[Input data — start]

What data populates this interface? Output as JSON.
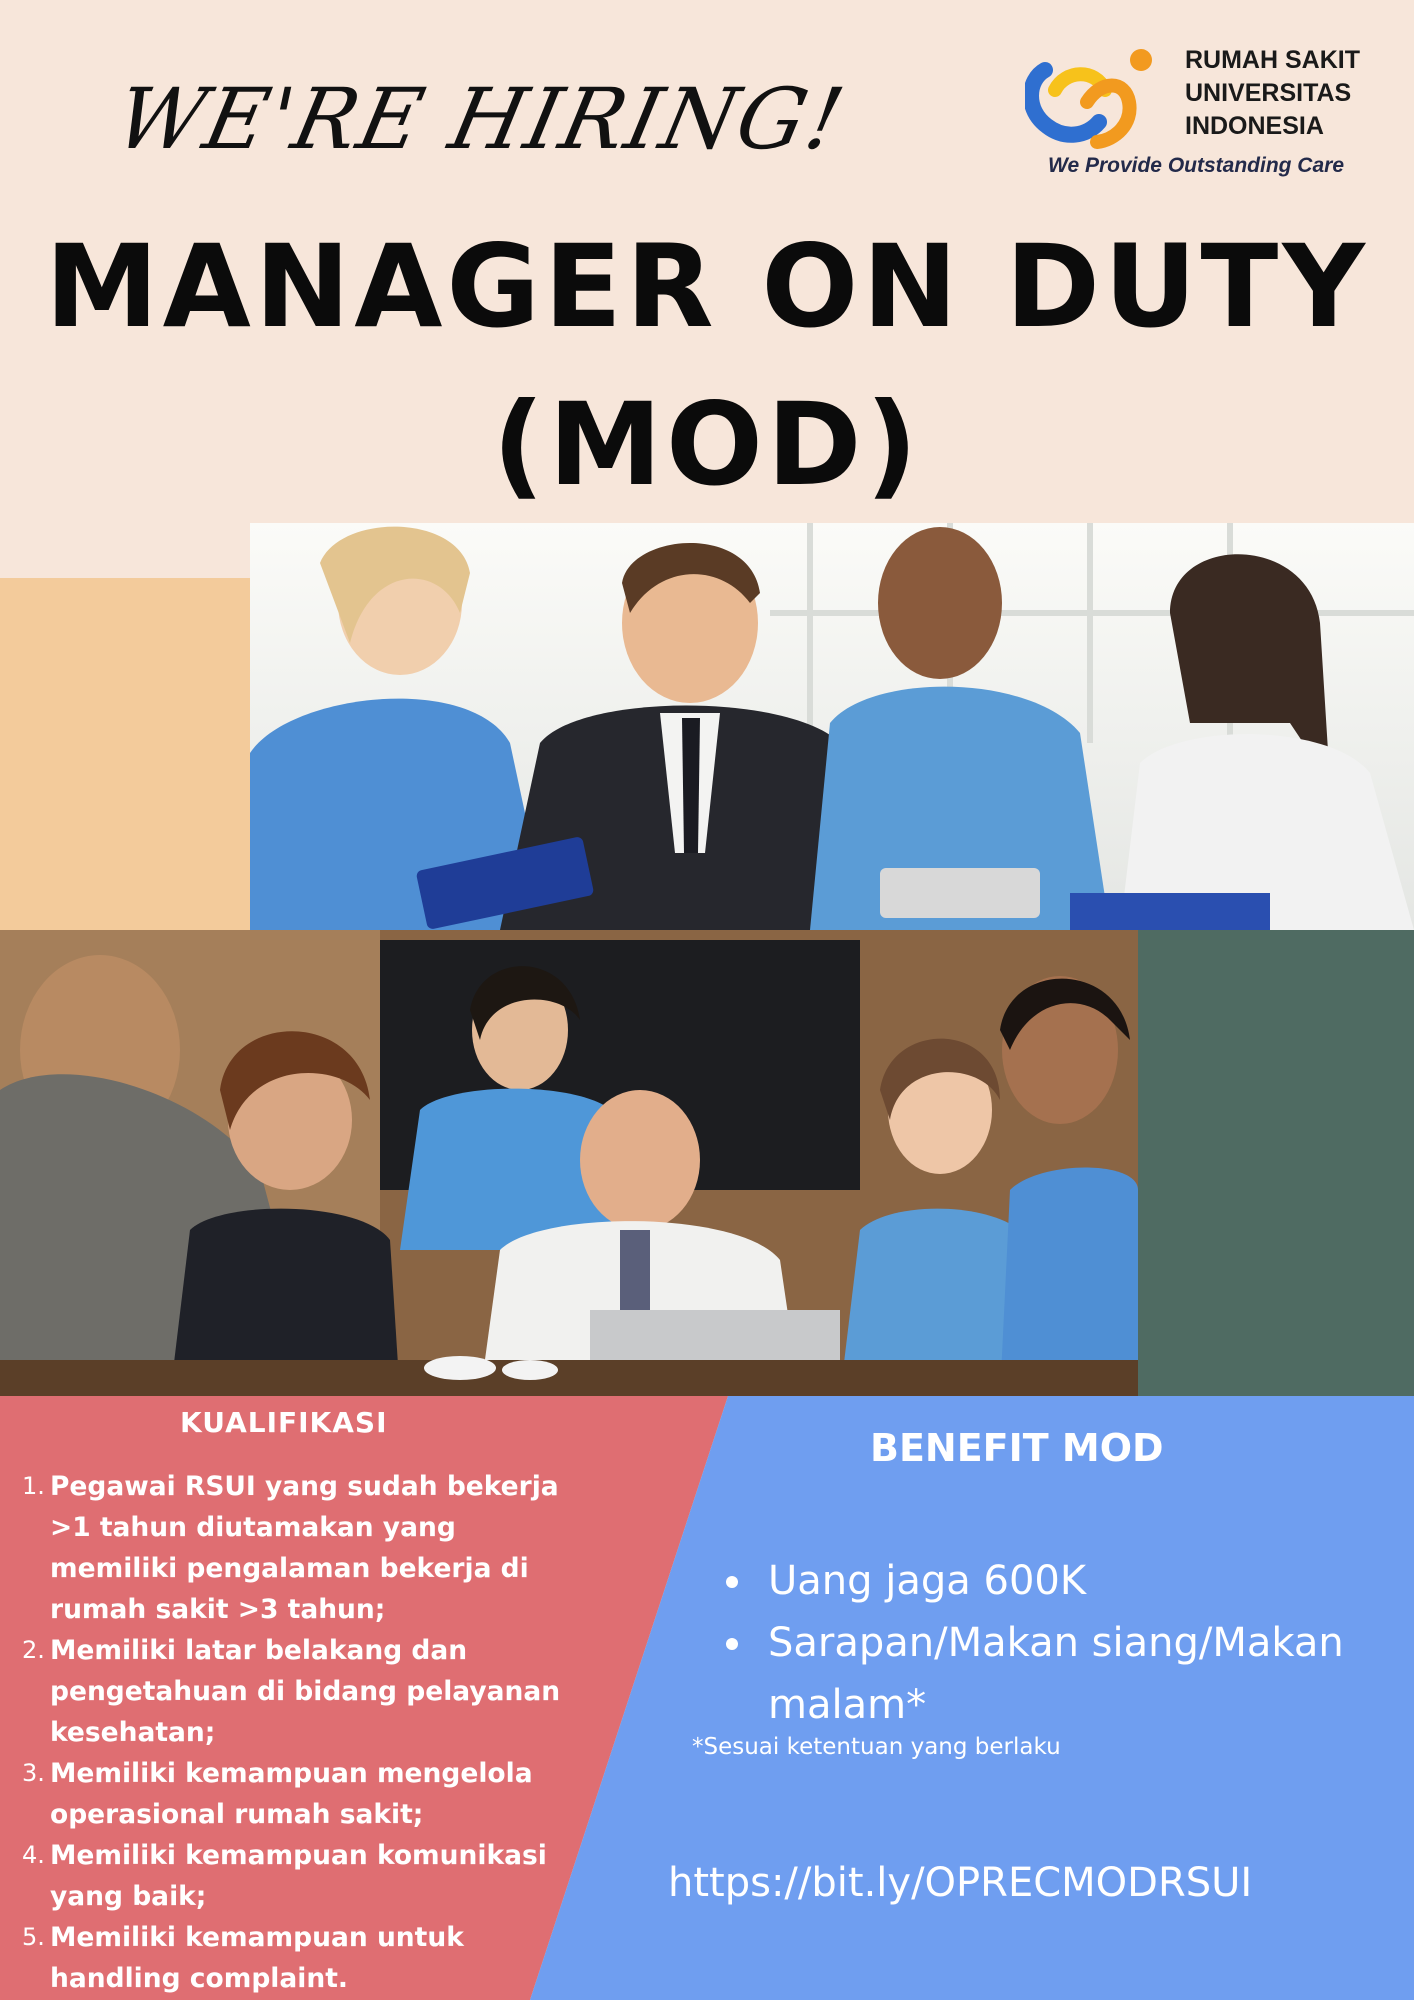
{
  "header": {
    "hiring_text": "WE'RE HIRING!",
    "title_line1": "MANAGER ON DUTY",
    "title_line2": "(MOD)"
  },
  "logo": {
    "name_line1": "RUMAH SAKIT",
    "name_line2": "UNIVERSITAS",
    "name_line3": "INDONESIA",
    "tagline": "We Provide Outstanding Care",
    "colors": {
      "blue": "#2f6fd0",
      "orange": "#f29a1f",
      "yellow": "#f7c21b"
    }
  },
  "qualifications": {
    "title": "KUALIFIKASI",
    "items": [
      {
        "num": "1.",
        "text": "Pegawai RSUI yang sudah bekerja >1 tahun diutamakan yang memiliki pengalaman bekerja di rumah sakit >3 tahun;"
      },
      {
        "num": "2.",
        "text": "Memiliki latar belakang dan pengetahuan di bidang pelayanan kesehatan;"
      },
      {
        "num": "3.",
        "text": "Memiliki kemampuan mengelola operasional rumah sakit;"
      },
      {
        "num": "4.",
        "text": "Memiliki kemampuan komunikasi yang baik;"
      },
      {
        "num": "5.",
        "text": "Memiliki kemampuan untuk handling complaint."
      }
    ]
  },
  "benefits": {
    "title": "BENEFIT MOD",
    "items": [
      "Uang jaga 600K",
      "Sarapan/Makan siang/Makan malam*"
    ],
    "note": "*Sesuai ketentuan yang berlaku"
  },
  "link": "https://bit.ly/OPRECMODRSUI",
  "colors": {
    "background": "#f7e6da",
    "peach": "#f3cb9b",
    "green": "#4f6b62",
    "red_panel": "#df6e72",
    "blue_panel": "#6f9ef0"
  }
}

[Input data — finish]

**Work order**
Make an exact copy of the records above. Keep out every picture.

**Response**
What data populates this interface? Output as JSON.
{
  "header": {
    "hiring_text": "WE'RE HIRING!",
    "title_line1": "MANAGER ON DUTY",
    "title_line2": "(MOD)"
  },
  "logo": {
    "name_line1": "RUMAH SAKIT",
    "name_line2": "UNIVERSITAS",
    "name_line3": "INDONESIA",
    "tagline": "We Provide Outstanding Care",
    "colors": {
      "blue": "#2f6fd0",
      "orange": "#f29a1f",
      "yellow": "#f7c21b"
    }
  },
  "qualifications": {
    "title": "KUALIFIKASI",
    "items": [
      {
        "num": "1.",
        "text": "Pegawai RSUI yang sudah bekerja >1 tahun diutamakan yang memiliki pengalaman bekerja di rumah sakit >3 tahun;"
      },
      {
        "num": "2.",
        "text": "Memiliki latar belakang dan pengetahuan di bidang pelayanan kesehatan;"
      },
      {
        "num": "3.",
        "text": "Memiliki kemampuan mengelola operasional rumah sakit;"
      },
      {
        "num": "4.",
        "text": "Memiliki kemampuan komunikasi yang baik;"
      },
      {
        "num": "5.",
        "text": "Memiliki kemampuan untuk handling complaint."
      }
    ]
  },
  "benefits": {
    "title": "BENEFIT MOD",
    "items": [
      "Uang jaga 600K",
      "Sarapan/Makan siang/Makan malam*"
    ],
    "note": "*Sesuai ketentuan yang berlaku"
  },
  "link": "https://bit.ly/OPRECMODRSUI",
  "colors": {
    "background": "#f7e6da",
    "peach": "#f3cb9b",
    "green": "#4f6b62",
    "red_panel": "#df6e72",
    "blue_panel": "#6f9ef0"
  }
}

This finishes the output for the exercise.